The creation of the work, which measures 13×7 feet and is comprised of 440 hand-glazed tiles, took him three and half years to complete, with the final piece fired in June.

The building has a special meaning for Hutton. Not only did he teach there early in his career, but it is also where he met his wife, Robin. The two own and operate the Hutton Wayfarer Gallery in South Point.

Displays next to the work, which was hidden by barriers at the beginning of the event, provided photos detailing the long process of producing the work. Hutton had to create a large chart as a key to keep the work coordinated, and it required him to build a recipe book for the glazes, so that he could replicate colors for the tiles.

Alumni were invited to glaze tiles that were used for the work’s border.

In addition to the unveiling, the event also served as a reunion for the lab school, with past alumni and faculty invited.
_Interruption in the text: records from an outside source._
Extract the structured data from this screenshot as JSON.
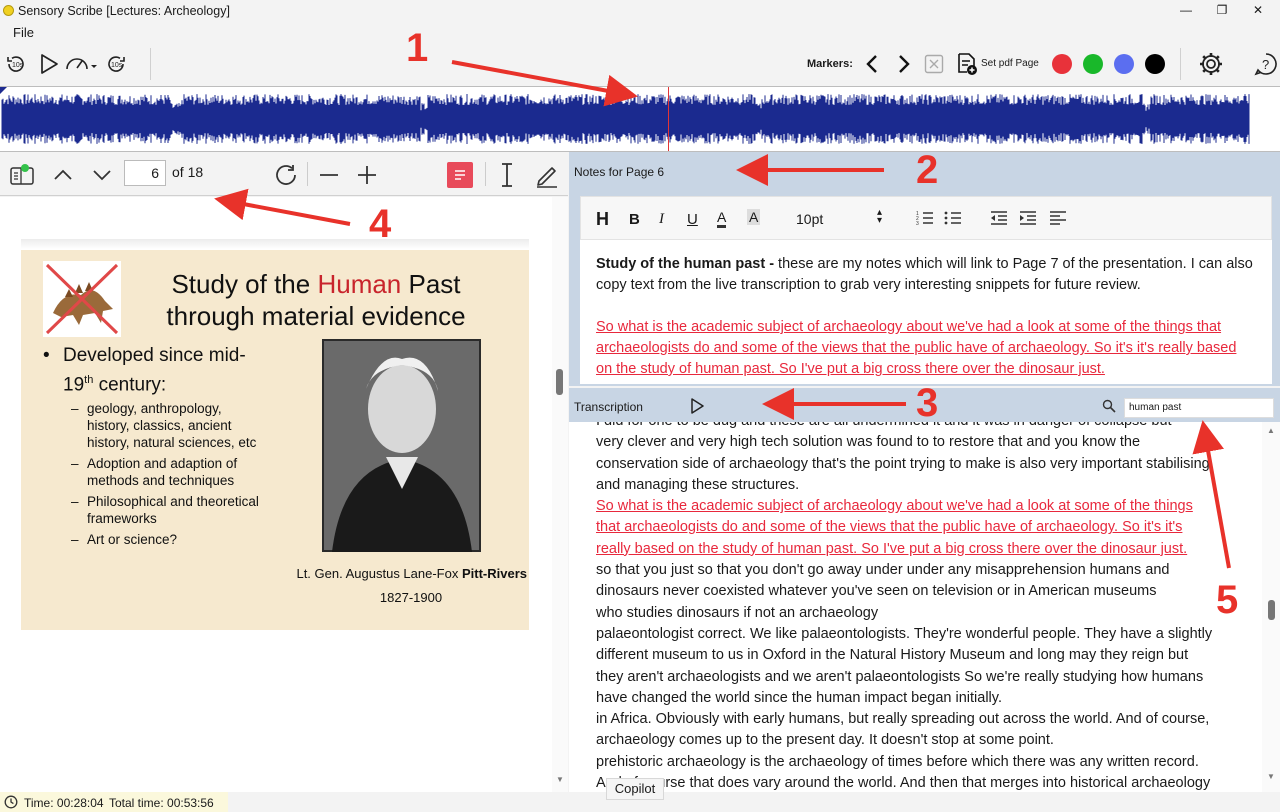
{
  "window": {
    "title": "Sensory Scribe [Lectures: Archeology]"
  },
  "menu": {
    "file": "File"
  },
  "toolbar": {
    "markers_label": "Markers:",
    "set_pdf_page": "Set pdf Page",
    "marker_colors": [
      "#e8323a",
      "#19b82a",
      "#5b6ef0",
      "#000000"
    ]
  },
  "pdf": {
    "current_page": "6",
    "of_pages": "of 18",
    "slide": {
      "title_pre": "Study of the ",
      "title_highlight": "Human",
      "title_post": " Past",
      "title_line2": "through material evidence",
      "bullet1_a": "Developed since mid-",
      "bullet1_b": "19",
      "bullet1_sup": "th",
      "bullet1_c": " century:",
      "sub1": "geology, anthropology, history, classics, ancient history, natural sciences, etc",
      "bullet2": "Adoption and adaption of methods and techniques",
      "bullet3": "Philosophical and theoretical frameworks",
      "bullet4": "Art or science?",
      "caption_name": "Lt. Gen. Augustus Lane-Fox ",
      "caption_bold": "Pitt-Rivers",
      "caption_years": "1827-1900"
    }
  },
  "notes": {
    "header": "Notes for Page 6",
    "font_size": "10pt",
    "para1_bold": "Study of the human past -",
    "para1_rest": " these are my notes which will link to Page 7 of the presentation. I can also copy text from the live transcription to grab very interesting snippets for future review.",
    "para2": "So what is the academic subject of archaeology about we've had a look at some of the things that archaeologists do and some of the views that the public have of archaeology. So it's it's really based on the study of human past. So I've put a big cross there over the dinosaur just."
  },
  "transcription": {
    "header": "Transcription",
    "search_value": "human past",
    "lines": [
      "I did for one to be dug and these are all undermined it and it was in danger of collapse but",
      "very clever and very high tech solution was found to to restore that and you know the",
      "conservation side of archaeology that's the point trying to make is also very important stabilising",
      "and managing these structures.",
      "So what is the academic subject of archaeology about we've had a look at some of the things",
      "that archaeologists do and some of the views that the public have of archaeology. So it's it's",
      "really based on the study of human past. So I've put a big cross there over the dinosaur just.",
      "so that you just so that you don't go away under under any misapprehension humans and",
      "dinosaurs never coexisted whatever you've seen on television or in American museums",
      "who studies dinosaurs if not an archaeology",
      "palaeontologist correct. We like palaeontologists. They're wonderful people. They have a slightly",
      "different museum to us in Oxford in the Natural History Museum and long may they reign but",
      "they aren't archaeologists and we aren't palaeontologists So we're really studying how humans",
      "have changed the world since the human impact began initially.",
      "in Africa. Obviously with early humans, but really spreading out across the world. And of course,",
      "archaeology comes up to the present day. It doesn't stop at some point.",
      "prehistoric archaeology is the archaeology of times before which there was any written record.",
      "And of course that does vary around the world. And then that merges into historical archaeology"
    ],
    "highlight_lines": [
      4,
      5,
      6
    ]
  },
  "status": {
    "time": "Time: 00:28:04",
    "total_time": "Total time: 00:53:56"
  },
  "copilot": "Copilot",
  "annotations": [
    "1",
    "2",
    "3",
    "4",
    "5"
  ]
}
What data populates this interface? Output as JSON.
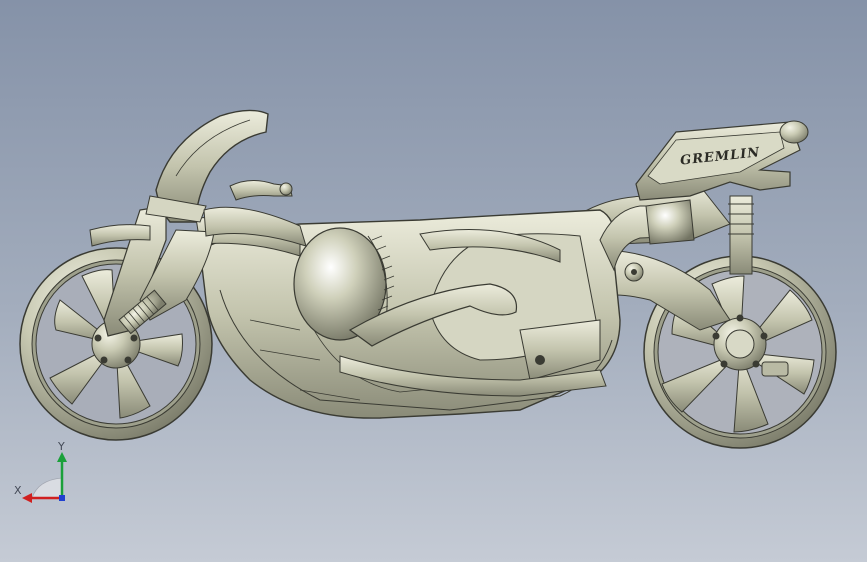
{
  "model": {
    "badge_text": "GREMLIN"
  },
  "triad": {
    "x_label": "X",
    "y_label": "Y"
  },
  "colors": {
    "background_top": "#8592a8",
    "background_bottom": "#c5cbd5",
    "model_body": "#c9cab3",
    "model_shadow": "#7d7e6c",
    "model_edge": "#3a3b33",
    "axis_x": "#d02020",
    "axis_y": "#1aa03a",
    "axis_z": "#2040d0"
  }
}
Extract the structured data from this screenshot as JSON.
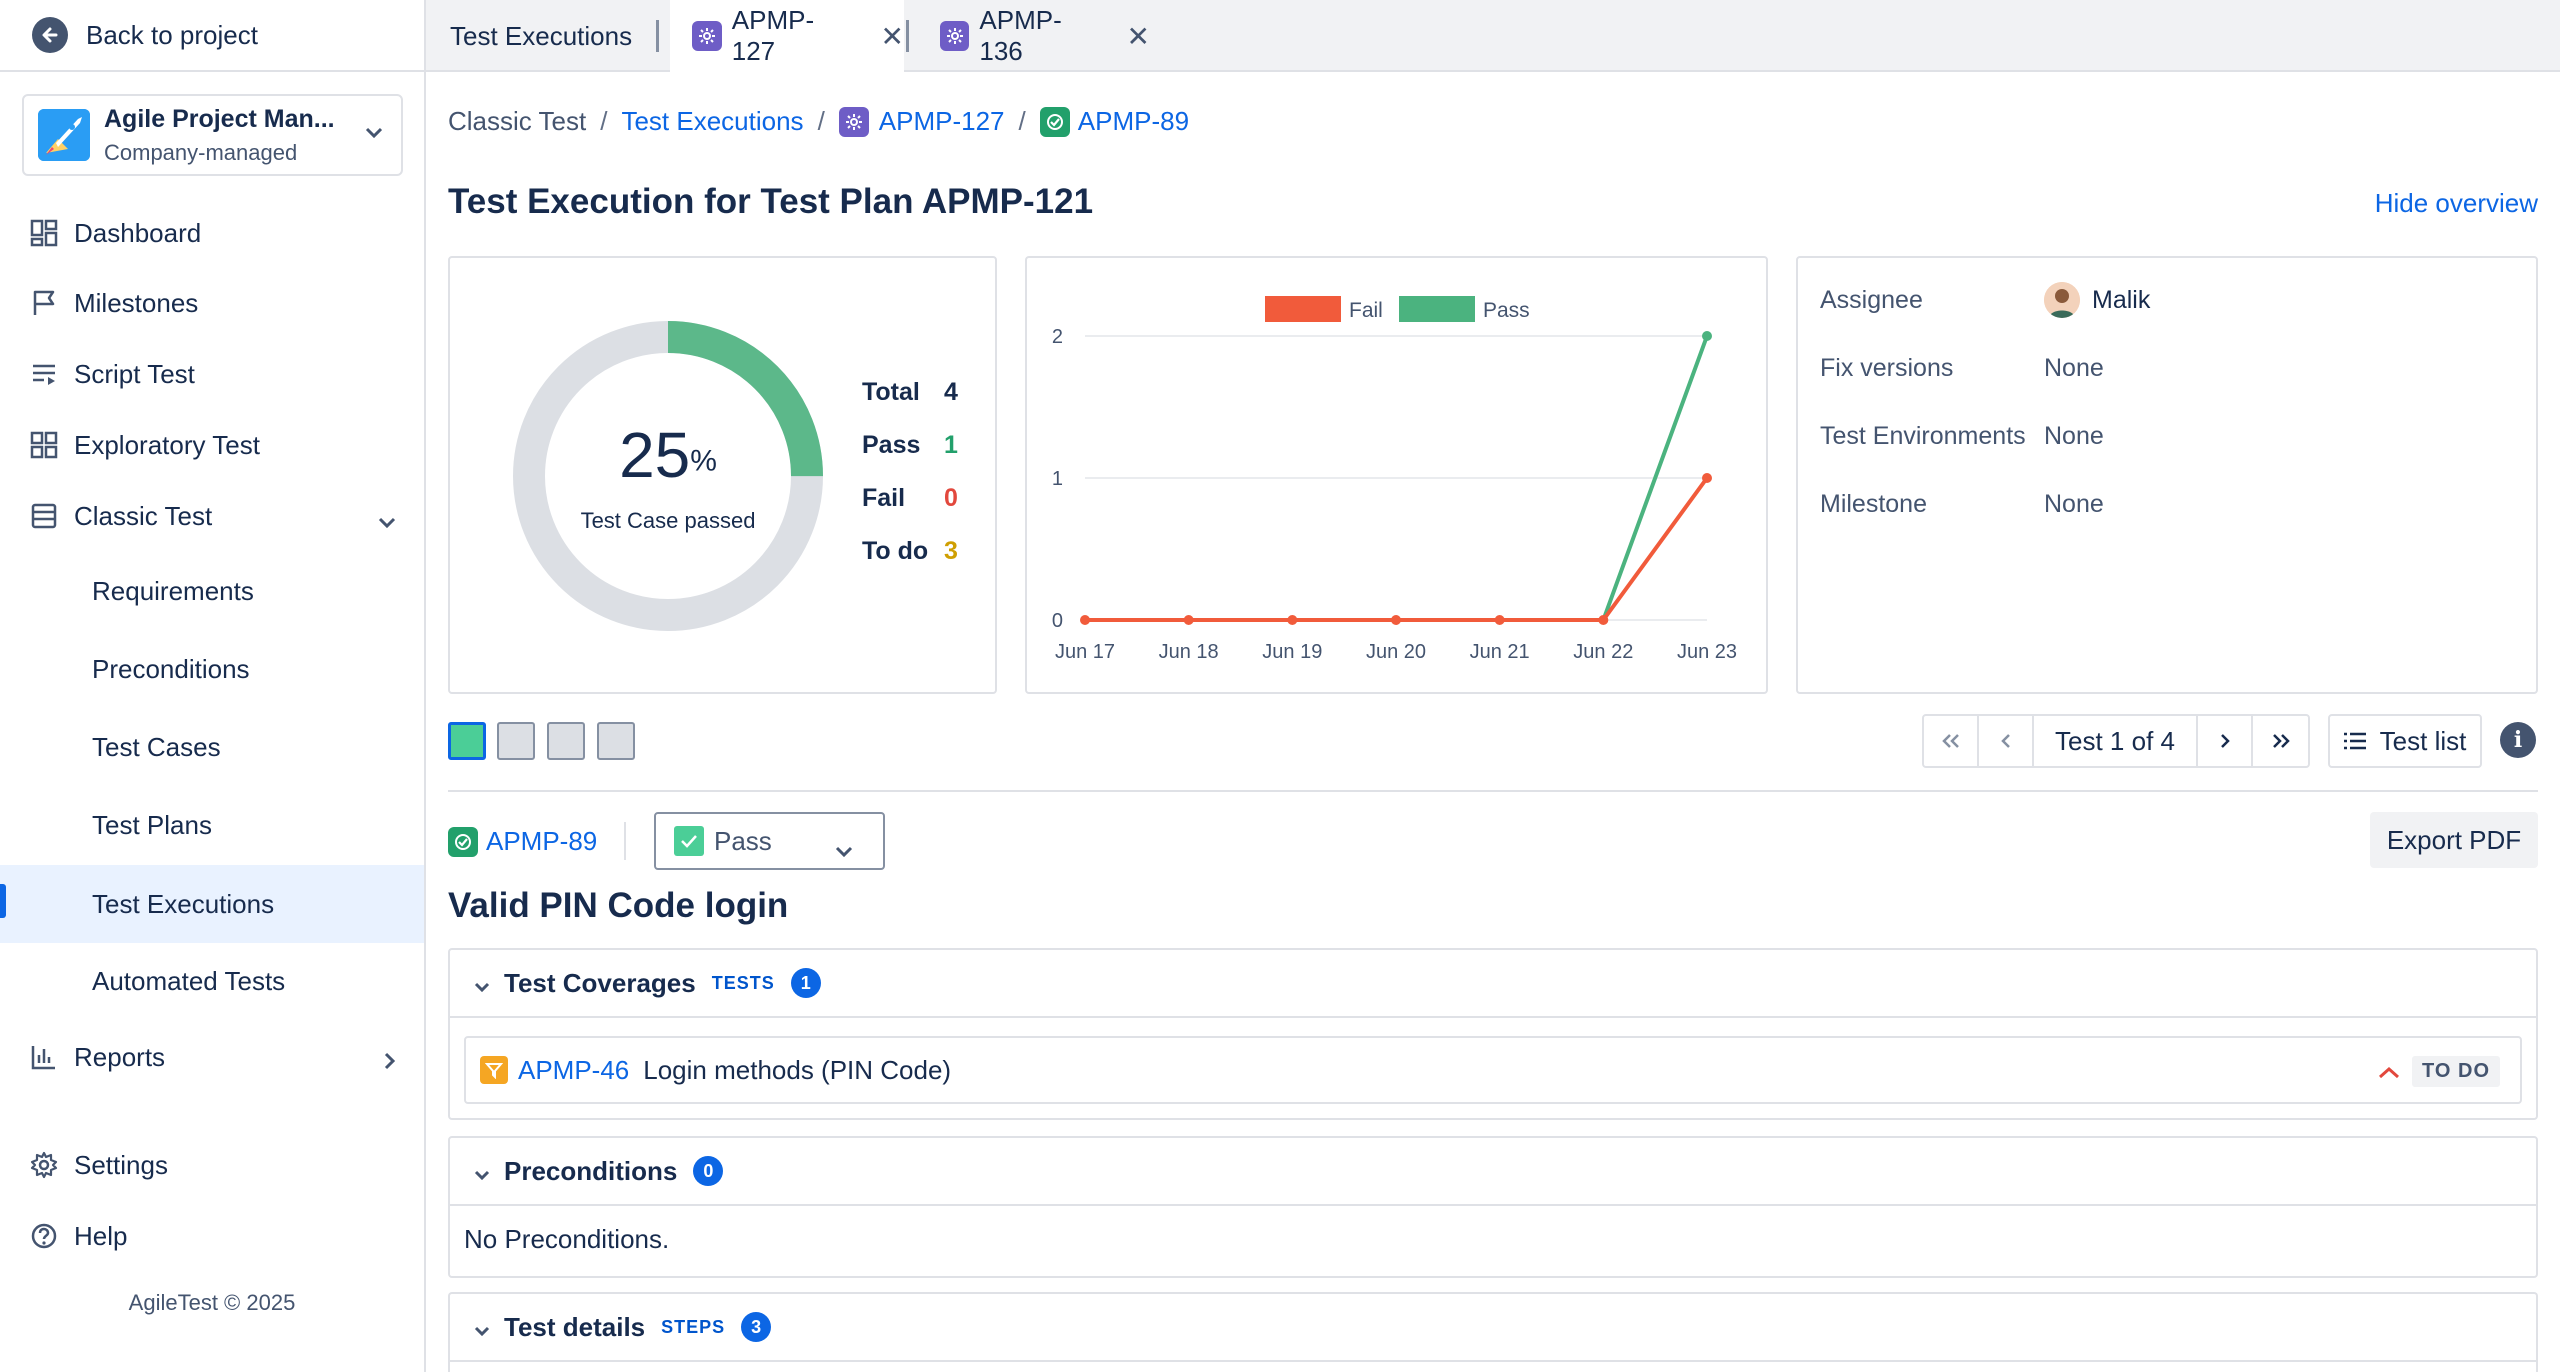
{
  "sidebar": {
    "back_label": "Back to project",
    "project_name": "Agile Project Man...",
    "project_type": "Company-managed",
    "items": [
      {
        "label": "Dashboard"
      },
      {
        "label": "Milestones"
      },
      {
        "label": "Script Test"
      },
      {
        "label": "Exploratory Test"
      },
      {
        "label": "Classic Test"
      },
      {
        "label": "Requirements"
      },
      {
        "label": "Preconditions"
      },
      {
        "label": "Test Cases"
      },
      {
        "label": "Test Plans"
      },
      {
        "label": "Test Executions"
      },
      {
        "label": "Automated Tests"
      },
      {
        "label": "Reports"
      },
      {
        "label": "Settings"
      },
      {
        "label": "Help"
      }
    ],
    "footer": "AgileTest © 2025"
  },
  "tabs": [
    {
      "label": "Test Executions"
    },
    {
      "label": "APMP-127"
    },
    {
      "label": "APMP-136"
    }
  ],
  "breadcrumb": {
    "root": "Classic Test",
    "level1": "Test Executions",
    "level2": "APMP-127",
    "level3": "APMP-89"
  },
  "page_title": "Test Execution for Test Plan APMP-121",
  "hide_overview": "Hide overview",
  "donut": {
    "percent": "25",
    "percent_sign": "%",
    "caption": "Test Case passed",
    "pass_fraction": 0.25,
    "stats": [
      {
        "label": "Total",
        "value": "4",
        "color": "#172b4d"
      },
      {
        "label": "Pass",
        "value": "1",
        "color": "#22a06b"
      },
      {
        "label": "Fail",
        "value": "0",
        "color": "#e2483d"
      },
      {
        "label": "To do",
        "value": "3",
        "color": "#cf9f02"
      }
    ]
  },
  "chart_data": {
    "type": "line",
    "x": [
      "Jun 17",
      "Jun 18",
      "Jun 19",
      "Jun 20",
      "Jun 21",
      "Jun 22",
      "Jun 23"
    ],
    "series": [
      {
        "name": "Fail",
        "color": "#f15b3b",
        "values": [
          0,
          0,
          0,
          0,
          0,
          0,
          1
        ]
      },
      {
        "name": "Pass",
        "color": "#4bb37f",
        "values": [
          0,
          0,
          0,
          0,
          0,
          0,
          2
        ]
      }
    ],
    "yticks": [
      "0",
      "1",
      "2"
    ],
    "ylim": [
      0,
      2
    ],
    "grid": true,
    "legend": "top-center"
  },
  "overview": {
    "assignee_label": "Assignee",
    "assignee_value": "Malik",
    "fix_versions_label": "Fix versions",
    "fix_versions_value": "None",
    "environments_label": "Test Environments",
    "environments_value": "None",
    "milestone_label": "Milestone",
    "milestone_value": "None"
  },
  "pager": {
    "text": "Test 1 of 4",
    "test_list": "Test list",
    "info": "i"
  },
  "test": {
    "key": "APMP-89",
    "status": "Pass",
    "export": "Export PDF",
    "title": "Valid PIN Code login"
  },
  "coverages": {
    "title": "Test Coverages",
    "tag": "TESTS",
    "count": "1",
    "item_key": "APMP-46",
    "item_title": "Login methods (PIN Code)",
    "item_status": "TO DO"
  },
  "preconditions": {
    "title": "Preconditions",
    "count": "0",
    "empty_text": "No Preconditions."
  },
  "details": {
    "title": "Test details",
    "tag": "STEPS",
    "count": "3"
  }
}
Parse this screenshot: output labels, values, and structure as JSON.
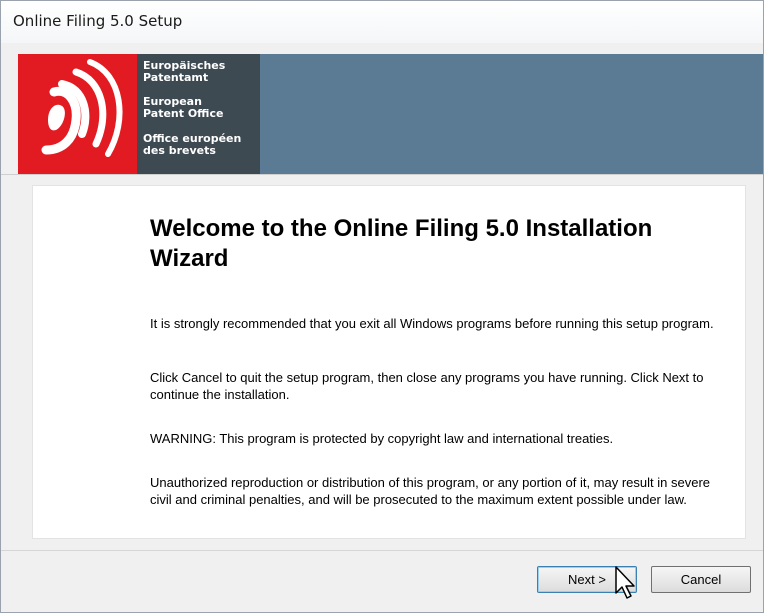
{
  "window": {
    "title": "Online Filing 5.0 Setup"
  },
  "header": {
    "logo_lines": [
      "Europäisches\nPatentamt",
      "European\nPatent Office",
      "Office européen\ndes brevets"
    ],
    "colors": {
      "red": "#e21b23",
      "dark": "#3e4a52",
      "banner": "#5b7a93"
    }
  },
  "main": {
    "heading": "Welcome to the Online Filing 5.0 Installation Wizard",
    "paragraphs": [
      "It is strongly recommended that you exit all Windows programs before running this setup program.",
      "Click Cancel to quit the setup program, then close any programs you have running.  Click Next to continue the installation.",
      "WARNING: This program is protected by copyright law and international treaties.",
      "Unauthorized reproduction or distribution of this program, or any portion of it, may result in severe civil and criminal penalties, and will be prosecuted to the maximum extent possible under law."
    ]
  },
  "footer": {
    "next_label": "Next >",
    "cancel_label": "Cancel"
  },
  "icons": [
    "epo-logo-icon",
    "mouse-cursor-icon"
  ]
}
Yearbooks photos and other memorabilia were on hand for them to peruse.

“We are excited by this,” Teresa Eagle, dean of the College of Education and Professional Development, which now resides in the building, said of the unveiling. She said she had pressed for artwork to be installed within the building, rather than outside. “This shows students what the lab school was like and the main reason the building was built.”

Hutton advised the gathering that when taking in the work, which he said was “complex” — it features 15 figures, including students, a teacher, an athlete and a cheerleader — to take the time to take in the narrative being told.

“When you look at a work of art, you have an experience,” he said.

The lab school was used for teacher training, serving students from elementary through high school grades. It launched in the 1890s, then moved into Jenkins Hall in 1938, which was built by the federal Works Program Administration during the administration of President Franklin Roosevelt.

Marshall University President Jerome Gilbert, speaking at the ribbon cutting before the unveiling, said Jenkins Hall was the oldest academic building on the campus and that the renovations, which began in 2013, ensured it will continue to be used for generations.

“We have a great appreciation for the past and history associated with it, but this building is now about the future,” he said.